Manufactured shelters in paddocks must be large enough for the entire herd to get into without danger of less dominant members of the herd getting trapped.
This is the previous shelter as a plan.
Traditional stables tend to be too hot for shade in hot weather (due to the enclosed sides) and should have a shaded yard attached to which the horse can get out. Many horse properties already have buildings and surfaced areas that can be utilised for this purpose; it is sometimes just a matter of ‘thinking outside the square’. Stables can be adapted into walk-in walk-out shelters, for example.
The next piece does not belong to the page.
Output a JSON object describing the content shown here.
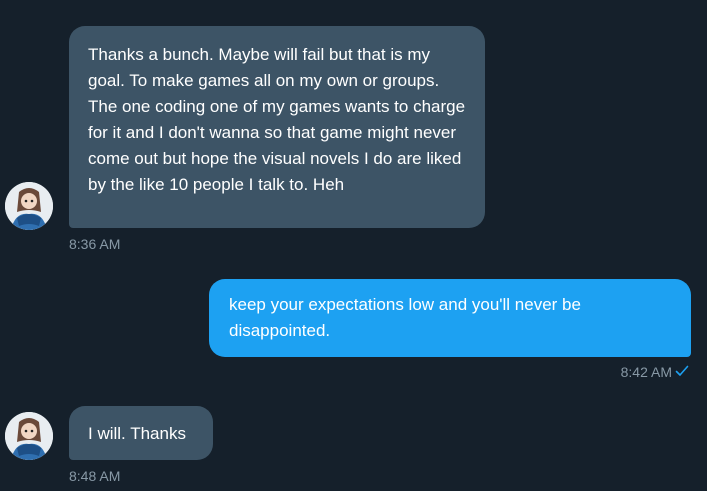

Shelters can take various forms, from a simple roof with no sides, which gives some protection against the elements but most importantly provides shade without being too enclosed (a ‘bus stop’ shelter), to a roof with one, two or three sides (four would make it a stable), to a wall with no roof (a windbreak commonly seen in temperate climates).
Vegetation can be planted to act as a windbreak but allows cool breezes to pass through in summer. If you plant vegetation for this purpose, you can use shade cloth on the sides of the building as a temporary ‘windbreak’ and for shade until the foliage has matured sufficiently. Combining a manufactured shelter (such as a large roof with no sides) with trees/bushes positioned to reduce wind speed works best in many cases.
If horses are kept in individual paddocks with a shelter in each, they should be positioned so that the horses can see and touch each other while using it. Otherwise, they will tend to ignore the shade/shelter because the need to be near other horses often overrides the need to seek protection. In this situation, it is preferable to create a shelter that covers part of several yards/paddocks. That way, horses can stand together and receive the benefits of the shade/shelter. In this situation, it is essential to have safe fencing between each yard to minimise the risk of fence injuries caused by horses interacting over a fence.
Tips for providing shade and shelter for horses
Locate shelters on a firm footing - i.e. avoid slopes, clay or low-lying areas that get wet.
Build shelters with a non-erodible surface (e.g. concrete, compacted quarry rubble, or commercial horse rubber flooring on a base), and fit gutters to control/divert rain/stormwater.
If dust or mud is an issue, surface high traffic areas around the shade/shelter with materials such as fine quarry rubble, sand etc. to stabilise the soil (if using sand, be aware that you will need another surface in the area that you provide feed to avoid sand colic).
In some cases, consider building a movable shelter; if the location is incorrect, you can move it later.
With groups of horses, hay can be fed in a shade/shelter, but it must be large enough to get out of each other’s way safely. In the case of an individual shelter, aim to feed the horse in the shelter to keep feed dry and to encourage maximum impact (time spent by the horse in one spot) to be concentrated on a durable surface. Never feed concentrates to a group of horses in a confined area as concentrated feeding increases competition.
We have a book about the subject of equine buildings/facilities (and The Equicentral System); you can have a look at it here: www.equiculture.net/the-equicentral-system-books
If you enjoyed this article, check out the others on the blog. Also, make sure you sign up for the free mini-course called Horses, Pasture and Grazing and the free 23-page PDF called 10 common POSITION and BALANCE checks for riders